- Jay Hicks
Vocational Rehabilitation? Your Pathway for Success?
Updated: Jun 19, 2020
Military veterans who sustained disabilities while in the line of duty and are qualified, can receive additional services through the Vocational Rehabilitation and Employment (VR&E) Program.
VR&E assists injured veterans in obtaining skills or education that can be leveraged to find meaningful employment after their time in service has ended. To qualify as a service member you must have a documented service-connected disability rating of 20% or greater.
Dave Gonzales successfully used this program to become a highly acclaimed professional. He grew up in a blue-collar neighborhood in a small town in south New Jersey. Dave had ambitions of being a scientist, but his family could not afford to pay for college. Like many others, he found the Army a natural fit. Eventually, Dave was medically retired from the Army due to chemical exposure. Subsequently, he used VR&E program to assist in obtaining his bachelor’s degree in Information Technology (IT) and begin a new career.
For the initial VR&E evaluation, Dave had to complete an application, provide financial and education information, high school diploma and other records of previous education. Once Dave was evaluated, he participated in a skill set and aptitude assessments. These tasks helped the counselor and Dave determine what his interests were; while a determination of a career field in which he would predictably perform well was made. To ensure he had chosen the right career path and to ensure he would have the ability to complete the program, Dave met with the counselor on multiple occasions for several months. After his career counseling, full tuition, a computer, and all applicable software were provided to Dave. He also received a monthly stipend to help with his expenses; as it is well understood by the VR&E administrators that veterans in the program are typically not working.
Additionally, Dave found other resources far beyond the career counseling and assistance that were available to him. He believed that he had the backing of the entire VA system to ensure that he was healthy enough to complete the program. If he needed medical attention or medication for an illness, medical counseling or just a regular checkup, the resources were provided. Toward the end of his program, he was provided additional career
counselling and job placement assistance.
After completing his degree and VR&E program, Dave worked as an all-around IT guy and then took his first project manager role, working for Lockheed Martin at United States Central Command (USCENTCOM). He later decided to advance his career and attained a Master’s Degree in Business Administration with an emphasis in business information systems from Walden University.
After leaving Lockheed Martin, Dave continued to rise in management positions of greater responsibility. After various IT manager and director positions at Stoneridge, Whirlpool, Chart Industries and Softworld, Dave became the Director of Global IT at Ranir Manufacturing and then a senior project manager for the State of Michigan.
David attributes his success in the civilian world from the skills he learned in the military.
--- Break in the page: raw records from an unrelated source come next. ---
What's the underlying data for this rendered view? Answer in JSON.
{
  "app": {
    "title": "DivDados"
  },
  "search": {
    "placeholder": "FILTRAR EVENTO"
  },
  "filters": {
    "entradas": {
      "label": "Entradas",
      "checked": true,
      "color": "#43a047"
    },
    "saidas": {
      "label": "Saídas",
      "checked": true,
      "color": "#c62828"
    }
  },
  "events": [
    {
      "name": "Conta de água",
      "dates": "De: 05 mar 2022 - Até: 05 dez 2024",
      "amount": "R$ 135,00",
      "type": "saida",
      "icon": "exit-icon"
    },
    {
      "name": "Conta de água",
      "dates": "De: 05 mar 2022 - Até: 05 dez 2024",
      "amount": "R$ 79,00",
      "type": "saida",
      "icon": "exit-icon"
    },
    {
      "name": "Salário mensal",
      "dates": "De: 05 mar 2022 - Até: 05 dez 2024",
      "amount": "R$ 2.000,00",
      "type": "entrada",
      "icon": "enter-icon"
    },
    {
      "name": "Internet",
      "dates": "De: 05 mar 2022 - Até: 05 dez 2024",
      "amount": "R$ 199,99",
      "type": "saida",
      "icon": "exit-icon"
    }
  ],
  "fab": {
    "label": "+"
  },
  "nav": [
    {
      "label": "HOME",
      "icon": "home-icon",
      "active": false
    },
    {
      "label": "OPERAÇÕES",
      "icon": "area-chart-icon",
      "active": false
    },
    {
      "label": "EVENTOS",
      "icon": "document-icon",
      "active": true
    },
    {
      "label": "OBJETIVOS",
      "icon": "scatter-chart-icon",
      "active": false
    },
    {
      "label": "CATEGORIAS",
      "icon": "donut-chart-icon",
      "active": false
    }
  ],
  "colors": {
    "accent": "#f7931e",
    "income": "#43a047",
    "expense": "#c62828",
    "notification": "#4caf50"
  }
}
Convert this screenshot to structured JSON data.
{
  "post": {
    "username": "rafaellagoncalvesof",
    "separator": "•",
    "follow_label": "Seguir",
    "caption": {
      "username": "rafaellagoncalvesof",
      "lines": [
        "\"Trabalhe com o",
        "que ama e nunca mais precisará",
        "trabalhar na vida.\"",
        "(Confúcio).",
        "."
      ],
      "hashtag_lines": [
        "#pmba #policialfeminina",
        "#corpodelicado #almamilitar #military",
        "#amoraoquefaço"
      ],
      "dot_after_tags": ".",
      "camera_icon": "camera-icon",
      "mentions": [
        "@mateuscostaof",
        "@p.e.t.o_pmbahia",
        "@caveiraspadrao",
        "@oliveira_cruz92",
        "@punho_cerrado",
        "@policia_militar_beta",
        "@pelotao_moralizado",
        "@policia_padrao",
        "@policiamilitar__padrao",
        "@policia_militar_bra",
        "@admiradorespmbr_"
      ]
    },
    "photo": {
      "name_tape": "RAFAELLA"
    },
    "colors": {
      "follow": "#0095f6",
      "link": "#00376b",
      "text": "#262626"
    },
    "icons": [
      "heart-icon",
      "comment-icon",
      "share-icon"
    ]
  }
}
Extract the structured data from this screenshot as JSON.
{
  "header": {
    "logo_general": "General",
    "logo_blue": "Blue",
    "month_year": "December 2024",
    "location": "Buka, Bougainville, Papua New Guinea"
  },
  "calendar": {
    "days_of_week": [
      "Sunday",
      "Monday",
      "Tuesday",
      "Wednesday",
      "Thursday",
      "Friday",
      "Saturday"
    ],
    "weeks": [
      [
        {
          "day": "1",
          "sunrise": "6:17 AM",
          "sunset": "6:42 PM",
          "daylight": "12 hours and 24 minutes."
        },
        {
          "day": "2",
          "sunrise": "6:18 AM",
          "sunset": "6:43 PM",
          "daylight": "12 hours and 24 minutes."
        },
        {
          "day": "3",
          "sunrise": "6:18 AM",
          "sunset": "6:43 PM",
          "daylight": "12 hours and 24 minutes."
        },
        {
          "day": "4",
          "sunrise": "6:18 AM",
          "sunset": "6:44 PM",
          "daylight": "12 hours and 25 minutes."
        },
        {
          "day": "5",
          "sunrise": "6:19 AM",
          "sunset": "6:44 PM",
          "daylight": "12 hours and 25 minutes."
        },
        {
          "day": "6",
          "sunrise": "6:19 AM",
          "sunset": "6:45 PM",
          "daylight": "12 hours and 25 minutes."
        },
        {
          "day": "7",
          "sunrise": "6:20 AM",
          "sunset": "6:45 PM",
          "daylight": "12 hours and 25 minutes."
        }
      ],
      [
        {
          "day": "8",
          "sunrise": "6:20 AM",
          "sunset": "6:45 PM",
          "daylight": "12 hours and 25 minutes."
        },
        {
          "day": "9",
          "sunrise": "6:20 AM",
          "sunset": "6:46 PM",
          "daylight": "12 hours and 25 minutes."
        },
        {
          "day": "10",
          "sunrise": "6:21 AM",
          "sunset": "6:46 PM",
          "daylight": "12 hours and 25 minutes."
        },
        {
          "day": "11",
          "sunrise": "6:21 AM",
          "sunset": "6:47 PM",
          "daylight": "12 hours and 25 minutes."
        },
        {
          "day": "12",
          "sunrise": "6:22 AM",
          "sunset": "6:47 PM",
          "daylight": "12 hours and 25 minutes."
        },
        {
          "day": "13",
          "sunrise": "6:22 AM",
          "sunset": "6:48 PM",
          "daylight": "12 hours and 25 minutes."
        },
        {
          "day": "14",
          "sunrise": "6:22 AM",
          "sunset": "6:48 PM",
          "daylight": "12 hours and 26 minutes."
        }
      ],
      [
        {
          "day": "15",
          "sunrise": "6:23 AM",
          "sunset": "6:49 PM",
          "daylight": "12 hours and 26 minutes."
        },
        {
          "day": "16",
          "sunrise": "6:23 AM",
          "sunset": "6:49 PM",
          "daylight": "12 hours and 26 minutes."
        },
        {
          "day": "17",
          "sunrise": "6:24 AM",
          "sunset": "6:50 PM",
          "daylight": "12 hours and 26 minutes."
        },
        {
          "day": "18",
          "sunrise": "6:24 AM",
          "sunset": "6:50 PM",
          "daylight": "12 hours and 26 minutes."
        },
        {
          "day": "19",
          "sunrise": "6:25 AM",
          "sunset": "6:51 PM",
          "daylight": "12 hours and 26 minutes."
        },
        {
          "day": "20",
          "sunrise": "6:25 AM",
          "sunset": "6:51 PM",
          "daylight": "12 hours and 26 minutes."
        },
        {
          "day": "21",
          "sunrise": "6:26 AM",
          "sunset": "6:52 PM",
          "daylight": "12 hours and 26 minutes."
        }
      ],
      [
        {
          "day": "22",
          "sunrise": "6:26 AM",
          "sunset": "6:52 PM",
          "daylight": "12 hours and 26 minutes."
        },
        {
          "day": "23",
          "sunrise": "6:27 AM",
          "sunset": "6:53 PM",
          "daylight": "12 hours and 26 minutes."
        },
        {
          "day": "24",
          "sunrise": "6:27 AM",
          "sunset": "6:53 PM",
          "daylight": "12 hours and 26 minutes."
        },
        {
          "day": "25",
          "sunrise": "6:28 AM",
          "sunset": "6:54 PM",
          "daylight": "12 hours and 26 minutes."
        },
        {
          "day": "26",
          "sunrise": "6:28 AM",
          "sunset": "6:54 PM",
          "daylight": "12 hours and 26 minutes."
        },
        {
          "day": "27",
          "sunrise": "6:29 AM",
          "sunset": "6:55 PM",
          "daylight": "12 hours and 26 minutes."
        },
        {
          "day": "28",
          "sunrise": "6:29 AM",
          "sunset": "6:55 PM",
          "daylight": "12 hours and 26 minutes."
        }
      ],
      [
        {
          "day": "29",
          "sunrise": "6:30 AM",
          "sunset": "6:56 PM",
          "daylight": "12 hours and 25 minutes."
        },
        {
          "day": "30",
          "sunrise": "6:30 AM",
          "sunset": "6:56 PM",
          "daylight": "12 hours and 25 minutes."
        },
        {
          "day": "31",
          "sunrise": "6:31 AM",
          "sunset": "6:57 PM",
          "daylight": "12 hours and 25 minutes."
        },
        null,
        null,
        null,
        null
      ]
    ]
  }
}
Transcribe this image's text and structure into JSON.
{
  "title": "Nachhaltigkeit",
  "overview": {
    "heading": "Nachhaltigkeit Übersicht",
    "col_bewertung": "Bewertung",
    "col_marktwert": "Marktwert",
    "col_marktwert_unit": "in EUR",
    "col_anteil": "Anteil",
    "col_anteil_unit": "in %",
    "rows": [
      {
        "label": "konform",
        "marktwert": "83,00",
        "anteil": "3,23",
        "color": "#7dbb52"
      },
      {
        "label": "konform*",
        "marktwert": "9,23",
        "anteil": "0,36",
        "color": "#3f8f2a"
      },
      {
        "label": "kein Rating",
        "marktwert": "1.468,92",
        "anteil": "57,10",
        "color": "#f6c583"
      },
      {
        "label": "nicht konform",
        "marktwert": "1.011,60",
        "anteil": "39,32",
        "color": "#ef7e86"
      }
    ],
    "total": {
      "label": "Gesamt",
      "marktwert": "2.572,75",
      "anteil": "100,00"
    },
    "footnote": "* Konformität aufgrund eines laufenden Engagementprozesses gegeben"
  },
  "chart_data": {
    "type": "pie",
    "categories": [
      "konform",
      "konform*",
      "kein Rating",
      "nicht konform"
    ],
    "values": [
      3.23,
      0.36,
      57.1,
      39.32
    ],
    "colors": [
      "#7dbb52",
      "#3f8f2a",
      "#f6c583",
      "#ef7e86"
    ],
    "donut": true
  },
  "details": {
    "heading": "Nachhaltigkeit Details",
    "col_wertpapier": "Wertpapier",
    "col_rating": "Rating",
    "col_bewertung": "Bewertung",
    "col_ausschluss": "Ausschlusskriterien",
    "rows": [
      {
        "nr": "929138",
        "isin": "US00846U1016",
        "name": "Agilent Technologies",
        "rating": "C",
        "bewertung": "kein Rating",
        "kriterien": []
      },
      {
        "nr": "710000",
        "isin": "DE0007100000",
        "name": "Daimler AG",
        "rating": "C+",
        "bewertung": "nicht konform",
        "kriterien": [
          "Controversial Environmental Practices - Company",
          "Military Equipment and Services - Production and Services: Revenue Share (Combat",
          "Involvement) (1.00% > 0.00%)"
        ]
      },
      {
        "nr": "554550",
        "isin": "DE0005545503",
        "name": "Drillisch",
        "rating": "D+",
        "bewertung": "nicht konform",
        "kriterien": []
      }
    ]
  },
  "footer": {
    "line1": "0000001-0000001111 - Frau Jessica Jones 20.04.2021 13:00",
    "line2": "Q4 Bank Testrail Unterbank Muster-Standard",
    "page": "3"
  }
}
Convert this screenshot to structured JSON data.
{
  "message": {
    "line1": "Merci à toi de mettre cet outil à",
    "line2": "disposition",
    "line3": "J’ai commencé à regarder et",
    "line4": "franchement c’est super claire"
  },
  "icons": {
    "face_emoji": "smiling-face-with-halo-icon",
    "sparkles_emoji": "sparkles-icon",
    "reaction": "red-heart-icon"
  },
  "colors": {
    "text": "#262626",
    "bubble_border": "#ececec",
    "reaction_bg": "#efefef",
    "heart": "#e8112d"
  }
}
His advice for those seeking assistance for VR&E is to be ready to navigate a challenging system, not dissimilar to VA healthcare. Dave states “Without the help from the VA and VR&E, I don’t know that I would be where I am today.”
Like many others, you may have a service connected disability. With Vocational Rehabilitation’s help, many have continued their education and earned qualifications, enabling them to excel in professional areas, not otherwise available. To many, this help is a life saver.
Therefore, if your service-connected disability is preventing you from continuing work within your former career, you may be eligible to receive VR&E benefits and individual support, helping you to identify and prepare for exciting new career opportunities. Know that vocational rehabilitation counselors and employment coordinators are ready to help you every step of the way.
The tasks of getting into the VR&E program may seem daunting, but it is well worth the effort. Dave Gonzalez recently stated, “During the journey, you may find the road to be long and bumpy, but it’s well worth the trip!”
In addition to the services provided by state VR agencies, VR&E offices may provide numerous services, including such capabilities as:
Postsecondary training at colleges, technical and vocational schools
Rehabilitation services, such as counseling and medical referrals
Independent living services
You can read more about VR&E at:
Wishing you a successful and lucrative transition.